He said: "I'm technically savvy and that started way back with ProZone, I did a course on that six years ago with the League Managers Association in England.
"I always looked at the level of analysis in the NHL when I lived in Canada for a year when I was younger and wondered why we couldn't have that in football.
"So I looked at all the systems and ways to analyse the actions you have now and I recognised how much you can help young players learn that way."
For now Stefano is on the outside looking in at the game he loves, one of many gifted coaches affected by the pandemic who are ready for the next opening.

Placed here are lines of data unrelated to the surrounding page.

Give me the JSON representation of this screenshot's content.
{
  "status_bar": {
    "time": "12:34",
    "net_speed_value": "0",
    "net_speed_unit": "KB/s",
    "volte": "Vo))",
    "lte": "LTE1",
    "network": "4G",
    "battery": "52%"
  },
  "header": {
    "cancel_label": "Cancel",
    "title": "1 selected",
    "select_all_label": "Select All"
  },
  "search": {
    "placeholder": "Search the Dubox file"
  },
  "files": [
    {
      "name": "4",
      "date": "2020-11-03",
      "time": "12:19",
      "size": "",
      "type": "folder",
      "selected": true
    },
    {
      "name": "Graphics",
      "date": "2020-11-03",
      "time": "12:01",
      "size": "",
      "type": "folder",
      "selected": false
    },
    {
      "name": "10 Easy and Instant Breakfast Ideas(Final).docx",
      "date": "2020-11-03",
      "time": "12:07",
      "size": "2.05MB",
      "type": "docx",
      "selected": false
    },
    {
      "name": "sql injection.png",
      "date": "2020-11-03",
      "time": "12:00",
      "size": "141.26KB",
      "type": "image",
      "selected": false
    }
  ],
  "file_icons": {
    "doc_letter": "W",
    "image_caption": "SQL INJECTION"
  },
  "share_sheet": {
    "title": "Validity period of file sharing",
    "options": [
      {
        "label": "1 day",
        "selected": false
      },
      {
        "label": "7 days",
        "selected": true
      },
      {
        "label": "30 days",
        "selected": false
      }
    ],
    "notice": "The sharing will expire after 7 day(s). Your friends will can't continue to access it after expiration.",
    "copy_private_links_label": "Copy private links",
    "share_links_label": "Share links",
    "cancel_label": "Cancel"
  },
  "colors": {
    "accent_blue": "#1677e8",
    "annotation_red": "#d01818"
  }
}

The key to what drives him can be found in a look back to the days almost a decade ago when the seeds were sown that ensured he would become a coach in a spell at FC Spartans in Boston, USA.
He grinned: "Look, I was a goalkeeper when I was a player which was not good for my mental health but it has given me a rounded way to look at the game.
"I grew up in a not so fortunate area as a kid and when I coached in Boston we found young players from those sort of areas with so much talent.
"So we worked so hard to ensure we could get them scholarships, I was emotionally involved as a volunteer coach.
"I still have so many good memories of the players we helped from those days."
STEFANO GRECO ON THE SERVICE HE RECEIVED FROM SPORT CAREERS AGENCY
"MY CV looks so professional and I love the clean, concise nature of the way it is presented.
"I'm a firm believer in being thorough and professional on how you present yourself as a coach and Sport Careers Agency ensure you do that.
"It's a huge help too that the Managing Director Piero Carrino is a UEFA A Licence coach who coaches in a professional Academy himself.
"He understands the challenges we face as coaches and is always available just for a chat to help discuss opportunities and give advice."